“Catcher in the Rye” is about 200 pages long and costs $8 on Amazon.com. On the back of the book are reviews of how it’s a “literary classic” and a “widely acclaimed novel.” Basically, it goes on and on saying how awesome the book is. Well, clearly it’s amazing enough to make literary snobs buy the book and force school kids to read it.
Holden Caulfield is 16 but acts like a 20-year-old, minus the school part. He talks about his lonely, life-changing 24-hour stay in New York City as he experiences the phoniness of the adult world. At the same time he attempts to deal with the death of his younger brother, an overwhelming compulsion to lie and troubling sexual experiences. He’s not that great of a student, basically, because he thinks too damn much. Yet, Holden’s thoughts make the reader realize that we, too, do just as much introspection on our beliefs and emotions. The only difference is that he goes crazy from it. His internal drama just goes on and on while you read and read until it’s simply finished.
It leaves you with the feeling that you have laughed and lived. Only, it sticks with you as old Holden keeps running around in your brain. And you keep living with the book. And you want to run around screaming, “’Catcher in the Rye’ is damn good.” Only if people haven’t read it, they won’t understand; they won’t believe you.

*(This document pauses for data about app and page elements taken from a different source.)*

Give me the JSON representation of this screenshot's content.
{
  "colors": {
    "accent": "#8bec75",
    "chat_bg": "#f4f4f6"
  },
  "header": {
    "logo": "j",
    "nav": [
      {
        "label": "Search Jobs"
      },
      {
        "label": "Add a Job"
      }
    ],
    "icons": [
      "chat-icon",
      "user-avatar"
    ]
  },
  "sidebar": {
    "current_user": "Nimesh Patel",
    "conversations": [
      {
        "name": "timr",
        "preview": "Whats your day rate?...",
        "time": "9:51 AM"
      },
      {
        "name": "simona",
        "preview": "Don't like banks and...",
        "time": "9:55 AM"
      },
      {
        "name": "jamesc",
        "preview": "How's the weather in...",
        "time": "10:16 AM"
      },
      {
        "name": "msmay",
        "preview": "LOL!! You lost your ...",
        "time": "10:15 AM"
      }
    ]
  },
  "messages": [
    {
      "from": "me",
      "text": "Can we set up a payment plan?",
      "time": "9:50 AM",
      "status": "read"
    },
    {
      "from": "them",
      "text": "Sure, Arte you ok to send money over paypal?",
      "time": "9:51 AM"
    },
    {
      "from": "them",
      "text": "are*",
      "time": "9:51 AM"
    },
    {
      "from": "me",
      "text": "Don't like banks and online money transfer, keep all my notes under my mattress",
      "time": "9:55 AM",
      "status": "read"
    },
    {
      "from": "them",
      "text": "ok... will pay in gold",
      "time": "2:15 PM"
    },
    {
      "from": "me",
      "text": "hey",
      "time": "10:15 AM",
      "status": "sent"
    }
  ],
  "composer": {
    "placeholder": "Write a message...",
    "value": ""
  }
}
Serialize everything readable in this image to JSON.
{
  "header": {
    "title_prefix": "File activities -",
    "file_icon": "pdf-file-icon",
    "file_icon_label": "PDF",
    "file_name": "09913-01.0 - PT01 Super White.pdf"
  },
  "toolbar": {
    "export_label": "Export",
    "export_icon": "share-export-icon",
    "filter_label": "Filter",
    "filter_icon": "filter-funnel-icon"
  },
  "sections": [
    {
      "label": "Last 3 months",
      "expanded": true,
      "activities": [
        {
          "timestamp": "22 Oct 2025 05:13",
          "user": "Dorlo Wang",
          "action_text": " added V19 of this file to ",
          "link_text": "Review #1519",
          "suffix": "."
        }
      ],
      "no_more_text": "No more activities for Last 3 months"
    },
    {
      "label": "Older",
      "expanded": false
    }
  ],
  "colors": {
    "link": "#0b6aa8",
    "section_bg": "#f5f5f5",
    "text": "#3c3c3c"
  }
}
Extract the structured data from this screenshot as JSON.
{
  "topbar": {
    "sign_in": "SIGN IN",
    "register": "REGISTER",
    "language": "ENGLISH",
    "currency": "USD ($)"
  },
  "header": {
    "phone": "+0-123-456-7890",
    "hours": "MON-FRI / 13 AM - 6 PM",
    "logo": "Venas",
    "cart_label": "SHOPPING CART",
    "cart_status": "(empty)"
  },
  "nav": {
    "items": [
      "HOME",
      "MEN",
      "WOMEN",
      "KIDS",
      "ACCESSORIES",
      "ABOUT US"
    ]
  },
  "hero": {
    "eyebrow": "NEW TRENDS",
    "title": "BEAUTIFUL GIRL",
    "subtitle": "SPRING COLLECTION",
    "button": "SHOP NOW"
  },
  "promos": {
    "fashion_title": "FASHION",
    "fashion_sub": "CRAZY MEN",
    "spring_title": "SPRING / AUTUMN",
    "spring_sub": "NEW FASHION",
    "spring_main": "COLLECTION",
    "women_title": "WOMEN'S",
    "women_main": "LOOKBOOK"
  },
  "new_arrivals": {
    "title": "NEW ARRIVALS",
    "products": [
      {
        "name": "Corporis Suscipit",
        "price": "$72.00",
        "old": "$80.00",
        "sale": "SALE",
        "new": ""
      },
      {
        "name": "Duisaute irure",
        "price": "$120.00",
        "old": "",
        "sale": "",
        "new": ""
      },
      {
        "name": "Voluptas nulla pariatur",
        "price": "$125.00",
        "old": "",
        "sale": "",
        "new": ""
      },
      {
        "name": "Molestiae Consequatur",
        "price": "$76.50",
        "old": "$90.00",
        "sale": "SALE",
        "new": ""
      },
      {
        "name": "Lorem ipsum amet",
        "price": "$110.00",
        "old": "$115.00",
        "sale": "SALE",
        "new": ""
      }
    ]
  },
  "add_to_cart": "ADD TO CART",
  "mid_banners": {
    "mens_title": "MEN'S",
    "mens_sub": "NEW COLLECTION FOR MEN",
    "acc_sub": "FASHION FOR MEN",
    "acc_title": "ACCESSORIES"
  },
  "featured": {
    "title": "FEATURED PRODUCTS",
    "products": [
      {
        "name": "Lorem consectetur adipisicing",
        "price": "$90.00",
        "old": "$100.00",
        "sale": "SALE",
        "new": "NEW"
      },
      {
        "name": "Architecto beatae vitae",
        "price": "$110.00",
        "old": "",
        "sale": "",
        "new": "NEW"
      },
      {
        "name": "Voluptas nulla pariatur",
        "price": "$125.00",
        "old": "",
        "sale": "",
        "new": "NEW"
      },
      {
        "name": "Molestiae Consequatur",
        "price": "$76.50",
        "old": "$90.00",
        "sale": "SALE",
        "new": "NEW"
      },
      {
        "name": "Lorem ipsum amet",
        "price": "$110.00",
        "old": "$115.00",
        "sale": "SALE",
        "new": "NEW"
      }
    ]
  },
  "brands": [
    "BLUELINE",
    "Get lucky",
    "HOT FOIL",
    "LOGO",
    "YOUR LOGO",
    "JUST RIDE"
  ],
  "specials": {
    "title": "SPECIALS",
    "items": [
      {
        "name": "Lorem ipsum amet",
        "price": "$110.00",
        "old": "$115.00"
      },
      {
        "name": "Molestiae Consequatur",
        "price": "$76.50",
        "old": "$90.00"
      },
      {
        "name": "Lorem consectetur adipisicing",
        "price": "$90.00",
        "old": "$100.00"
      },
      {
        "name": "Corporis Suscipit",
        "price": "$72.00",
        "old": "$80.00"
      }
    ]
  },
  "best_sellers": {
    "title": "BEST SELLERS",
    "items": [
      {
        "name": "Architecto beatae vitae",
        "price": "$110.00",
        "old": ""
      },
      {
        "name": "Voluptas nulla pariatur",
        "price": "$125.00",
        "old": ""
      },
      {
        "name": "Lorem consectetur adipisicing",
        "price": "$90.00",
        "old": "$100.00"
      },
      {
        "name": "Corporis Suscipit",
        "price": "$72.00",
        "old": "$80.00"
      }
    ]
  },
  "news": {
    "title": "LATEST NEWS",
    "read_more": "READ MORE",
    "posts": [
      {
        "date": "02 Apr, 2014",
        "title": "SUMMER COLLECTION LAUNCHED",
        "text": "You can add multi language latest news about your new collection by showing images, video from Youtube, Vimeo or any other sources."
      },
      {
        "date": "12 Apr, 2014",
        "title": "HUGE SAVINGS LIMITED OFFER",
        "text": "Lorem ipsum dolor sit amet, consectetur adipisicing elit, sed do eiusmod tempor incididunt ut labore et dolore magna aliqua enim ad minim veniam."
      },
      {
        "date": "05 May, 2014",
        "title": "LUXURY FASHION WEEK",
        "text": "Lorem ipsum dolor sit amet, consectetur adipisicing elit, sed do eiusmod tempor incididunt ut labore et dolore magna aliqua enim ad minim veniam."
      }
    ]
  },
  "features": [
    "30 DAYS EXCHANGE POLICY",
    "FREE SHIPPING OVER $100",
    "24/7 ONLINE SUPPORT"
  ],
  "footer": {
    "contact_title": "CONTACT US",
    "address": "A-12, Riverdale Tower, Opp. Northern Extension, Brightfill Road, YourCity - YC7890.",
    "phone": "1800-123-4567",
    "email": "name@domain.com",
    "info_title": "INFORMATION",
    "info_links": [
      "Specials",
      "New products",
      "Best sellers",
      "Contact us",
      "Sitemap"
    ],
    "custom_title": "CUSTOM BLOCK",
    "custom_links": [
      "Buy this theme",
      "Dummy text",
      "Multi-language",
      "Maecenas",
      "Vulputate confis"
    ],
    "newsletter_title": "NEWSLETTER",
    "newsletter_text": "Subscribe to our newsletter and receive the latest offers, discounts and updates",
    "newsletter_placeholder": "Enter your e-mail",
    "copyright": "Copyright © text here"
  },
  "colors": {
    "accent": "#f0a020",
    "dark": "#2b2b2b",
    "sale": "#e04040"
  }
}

It’s hard to write a book review on “Catcher in the Rye” without having Holden roll his eyes at you, saying, “This is stupid” and “Don’t waste your time.” Salinger is there too, rolling his eyes and repeating the same sentiments. Only, he’s kind of a figment of your imagination too now, considering he died last year. You want to say that it’s a classic that will live on beyond its time, but nowadays, everyone says that about every novel.
That’s phony as hell. It makes you want to puke when you read the book. Holden Caulfield could tell you that. He’s the main character, the type that crawls around in your mind and won’t leave. He’s the one that makes you laugh out loud while you read, making you look stupid in the library or the bus. He’s the one that makes you sad, which, again, is stupid. It’s just a book: black text on white paper. Holden Caulfield isn’t real. I mean, he just can’t be. But still, he makes you laugh, depressed and think–about your life and how you’re living it, and that’s how crazy good this book is.